Sheep: Act now to avoid costly grazing issues next spring
With the last lot of ewes in-seminated on October 15, we let out the rams to catch any repeat ewes last week. The repeats should start to show signs of heat 17 days after their last cycle. Hopefully we will not have too many ewes repeating.
All went well at AI with good weather since and plenty of grass. We are optimistic about getting a high conception rate of around 80pc.
At this time of year when you maintain grass, farmers attention turns to next spring. On a sheep farmers diary, enough grass for the ewes with lambs next spring is of the utmost importance.
Due to our geographic location we can grow more grass, in addition being able to extend the grazing season in early spring and late winter. This gives us a major competitive advantage over our European farming colleagues. We should be taking full advantage by maximising animal performance from grazed grass. Grazed grass is the cheapest and most convenient feed available.
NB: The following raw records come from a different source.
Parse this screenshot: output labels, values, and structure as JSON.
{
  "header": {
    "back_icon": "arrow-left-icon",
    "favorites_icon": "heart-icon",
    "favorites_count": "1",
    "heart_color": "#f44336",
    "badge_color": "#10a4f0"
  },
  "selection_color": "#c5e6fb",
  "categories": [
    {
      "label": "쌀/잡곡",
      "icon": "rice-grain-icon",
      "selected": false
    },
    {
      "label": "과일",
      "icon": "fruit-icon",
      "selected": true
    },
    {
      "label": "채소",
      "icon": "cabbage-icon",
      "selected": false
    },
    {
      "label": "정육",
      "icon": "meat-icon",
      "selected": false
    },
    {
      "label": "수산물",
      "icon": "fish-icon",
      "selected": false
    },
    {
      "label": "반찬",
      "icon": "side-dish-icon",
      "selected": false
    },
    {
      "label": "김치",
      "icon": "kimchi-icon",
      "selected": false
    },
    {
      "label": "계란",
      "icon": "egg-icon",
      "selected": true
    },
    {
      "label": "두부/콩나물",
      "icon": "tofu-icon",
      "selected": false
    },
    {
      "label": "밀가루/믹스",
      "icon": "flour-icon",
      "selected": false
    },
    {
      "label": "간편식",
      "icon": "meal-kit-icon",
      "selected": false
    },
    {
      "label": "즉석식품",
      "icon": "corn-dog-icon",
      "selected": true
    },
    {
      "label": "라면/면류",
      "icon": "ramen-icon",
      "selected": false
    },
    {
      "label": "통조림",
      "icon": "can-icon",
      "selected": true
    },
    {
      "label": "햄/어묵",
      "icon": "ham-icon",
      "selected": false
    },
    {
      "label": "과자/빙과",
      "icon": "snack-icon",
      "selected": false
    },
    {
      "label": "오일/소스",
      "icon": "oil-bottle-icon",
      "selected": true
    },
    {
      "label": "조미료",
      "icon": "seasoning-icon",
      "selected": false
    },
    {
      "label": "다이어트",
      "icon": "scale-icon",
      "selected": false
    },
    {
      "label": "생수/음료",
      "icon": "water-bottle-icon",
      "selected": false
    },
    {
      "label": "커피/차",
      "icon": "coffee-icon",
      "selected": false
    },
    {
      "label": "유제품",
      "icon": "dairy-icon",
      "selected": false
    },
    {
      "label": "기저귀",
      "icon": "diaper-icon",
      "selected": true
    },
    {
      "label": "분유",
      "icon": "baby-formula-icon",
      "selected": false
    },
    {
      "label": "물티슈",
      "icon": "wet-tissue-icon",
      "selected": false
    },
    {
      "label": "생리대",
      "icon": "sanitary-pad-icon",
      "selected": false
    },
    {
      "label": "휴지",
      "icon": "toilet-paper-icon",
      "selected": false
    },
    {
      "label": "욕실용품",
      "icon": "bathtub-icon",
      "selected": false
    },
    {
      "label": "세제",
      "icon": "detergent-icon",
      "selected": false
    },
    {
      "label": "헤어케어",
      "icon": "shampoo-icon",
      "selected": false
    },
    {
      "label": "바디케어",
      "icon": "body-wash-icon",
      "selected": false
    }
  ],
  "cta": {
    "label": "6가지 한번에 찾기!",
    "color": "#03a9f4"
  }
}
So how do we save enough grass in spring. Understanding how the grass plant works is key when planning your grazing programme.
The phrase 'it takes grass to grow grass' is very true. Grass grows by using energy from sunlight which then converts to sugars in the plant. The energy from the sunlight is trapped in the leaves so the more leaf that is present the more the grass will grow in the spring time.
Another thing to remember is that the grass plant needs time to regenerate - about 120 days for ryegrass swards; older swards with less productive grass will take a few weeks longer.
Paddocks should be well grazed out at closure. Leaving heavy covers over the winter period will result in much of the grass dying and rotting leading to bare patches in the spring. It is absolutely essential that once a field is closed up for the winter it remains closed.